I find that the Speaker Cranker is an essential stompbox if you use a single-ended amplifier, such as the Marshall JCM 800, or a two-channel amp with a rhythm and lead channel to deliver much-needed gain for harmonics and solos. The pedal does color your sound, but in a good way, slightly darkening the tone to take out any high-end harshness.
Based on TC Electronic’s legendary Booster + Line Driver & Distortion stompbox, the Spark Booster features 26 dB of boost, an active EQ consisting of a Bass knob and a Treble knob that provide precise tonal shaping for an extended range of lows and top-end shimmer, a Gain knob that serves up saturation and compression, and a mini-toggle switch offering three settings for Fat, Clean and Mid-Boost.
There's nothing more exciting for guitarists than finding a good distortion pedal, especially one that sounds crushing and is affordable. Distortion is one of those mandatory pedals you’ll need as a glorious boost for rhythms, solos and — most importantly — to summon the gods of feedback.
Every year, the Guitar World Buyer's Guide brings you the hottest women and the hottest new gear. For this year's guide, however, we took the assignment literally. We packed a truck with guitars, loaded an RV with Playboy's 2012 Playmate of the Year, Jaclyn Swedberg, and Playboy's Miss September 2011, Tiffany Toth, and headed west into the California desert.

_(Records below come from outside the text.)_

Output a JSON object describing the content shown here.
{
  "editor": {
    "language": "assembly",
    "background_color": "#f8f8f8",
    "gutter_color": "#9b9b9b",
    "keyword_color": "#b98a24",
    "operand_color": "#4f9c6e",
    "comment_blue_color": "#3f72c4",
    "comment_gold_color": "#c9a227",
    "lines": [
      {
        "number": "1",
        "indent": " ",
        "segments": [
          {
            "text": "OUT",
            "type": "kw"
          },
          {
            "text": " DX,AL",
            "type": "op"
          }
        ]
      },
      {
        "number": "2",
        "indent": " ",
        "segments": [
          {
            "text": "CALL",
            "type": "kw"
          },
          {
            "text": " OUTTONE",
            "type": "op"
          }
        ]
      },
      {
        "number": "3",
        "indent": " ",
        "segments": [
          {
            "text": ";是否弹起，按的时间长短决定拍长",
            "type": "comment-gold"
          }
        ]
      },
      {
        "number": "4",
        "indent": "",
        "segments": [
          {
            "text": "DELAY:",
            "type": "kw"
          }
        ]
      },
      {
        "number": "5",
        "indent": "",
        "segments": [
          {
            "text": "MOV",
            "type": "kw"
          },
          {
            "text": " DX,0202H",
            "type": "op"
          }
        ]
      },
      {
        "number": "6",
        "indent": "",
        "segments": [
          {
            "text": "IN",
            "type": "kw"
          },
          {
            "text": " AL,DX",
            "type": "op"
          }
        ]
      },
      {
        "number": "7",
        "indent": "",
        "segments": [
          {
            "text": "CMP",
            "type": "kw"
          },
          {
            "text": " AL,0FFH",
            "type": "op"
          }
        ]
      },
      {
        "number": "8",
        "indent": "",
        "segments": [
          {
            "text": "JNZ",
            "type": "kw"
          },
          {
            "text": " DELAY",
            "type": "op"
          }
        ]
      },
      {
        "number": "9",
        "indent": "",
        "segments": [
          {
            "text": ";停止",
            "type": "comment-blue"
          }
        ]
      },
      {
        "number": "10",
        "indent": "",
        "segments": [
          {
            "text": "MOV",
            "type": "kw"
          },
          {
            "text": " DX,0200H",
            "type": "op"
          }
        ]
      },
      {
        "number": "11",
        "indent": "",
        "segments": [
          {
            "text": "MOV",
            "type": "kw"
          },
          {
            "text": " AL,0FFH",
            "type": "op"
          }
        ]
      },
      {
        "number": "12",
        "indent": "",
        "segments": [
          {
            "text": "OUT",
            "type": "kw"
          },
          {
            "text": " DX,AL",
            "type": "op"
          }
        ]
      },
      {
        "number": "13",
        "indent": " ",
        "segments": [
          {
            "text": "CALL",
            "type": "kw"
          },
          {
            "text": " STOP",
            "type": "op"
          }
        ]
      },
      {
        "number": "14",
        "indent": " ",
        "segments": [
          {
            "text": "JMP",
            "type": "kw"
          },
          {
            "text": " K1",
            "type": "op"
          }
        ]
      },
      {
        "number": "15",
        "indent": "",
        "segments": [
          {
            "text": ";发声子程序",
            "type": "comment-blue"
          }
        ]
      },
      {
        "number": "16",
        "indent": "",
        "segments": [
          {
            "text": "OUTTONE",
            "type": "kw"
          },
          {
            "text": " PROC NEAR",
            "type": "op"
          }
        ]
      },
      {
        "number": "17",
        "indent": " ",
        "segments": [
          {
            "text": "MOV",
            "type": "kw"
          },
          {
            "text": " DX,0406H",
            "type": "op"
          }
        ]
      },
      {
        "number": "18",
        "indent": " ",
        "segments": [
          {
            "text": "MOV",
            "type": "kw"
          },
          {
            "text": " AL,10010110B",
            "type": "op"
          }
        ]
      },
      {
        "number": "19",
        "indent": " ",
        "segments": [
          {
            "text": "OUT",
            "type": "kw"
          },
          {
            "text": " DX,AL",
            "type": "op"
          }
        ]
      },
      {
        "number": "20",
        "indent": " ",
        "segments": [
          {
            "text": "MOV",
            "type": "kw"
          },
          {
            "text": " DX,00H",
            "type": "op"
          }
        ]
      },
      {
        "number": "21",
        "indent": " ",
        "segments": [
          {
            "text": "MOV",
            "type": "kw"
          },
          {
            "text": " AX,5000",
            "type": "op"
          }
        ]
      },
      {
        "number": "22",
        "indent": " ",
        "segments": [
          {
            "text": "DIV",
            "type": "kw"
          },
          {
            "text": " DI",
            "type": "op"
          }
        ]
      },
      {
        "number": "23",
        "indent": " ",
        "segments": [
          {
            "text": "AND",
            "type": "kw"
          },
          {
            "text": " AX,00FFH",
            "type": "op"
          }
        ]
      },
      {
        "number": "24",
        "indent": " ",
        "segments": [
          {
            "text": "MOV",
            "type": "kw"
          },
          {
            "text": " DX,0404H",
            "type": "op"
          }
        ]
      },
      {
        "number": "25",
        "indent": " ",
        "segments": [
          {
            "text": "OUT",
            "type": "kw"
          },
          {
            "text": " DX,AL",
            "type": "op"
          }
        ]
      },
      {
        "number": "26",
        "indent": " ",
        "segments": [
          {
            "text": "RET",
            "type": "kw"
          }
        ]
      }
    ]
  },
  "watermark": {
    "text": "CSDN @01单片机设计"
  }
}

Chris Thomas of C. F. Martin & Co. recently visited the Guitar World office in New York City. Accompanying him were four new Martin models -- a 00-DB Jeff Tweedy, a new D-18, the GPCPA4 Siris and a Custom Shop CS28-12 -- all of which were debuted by the Nazareth, Pennsylvania-based company at the NAMM show in January.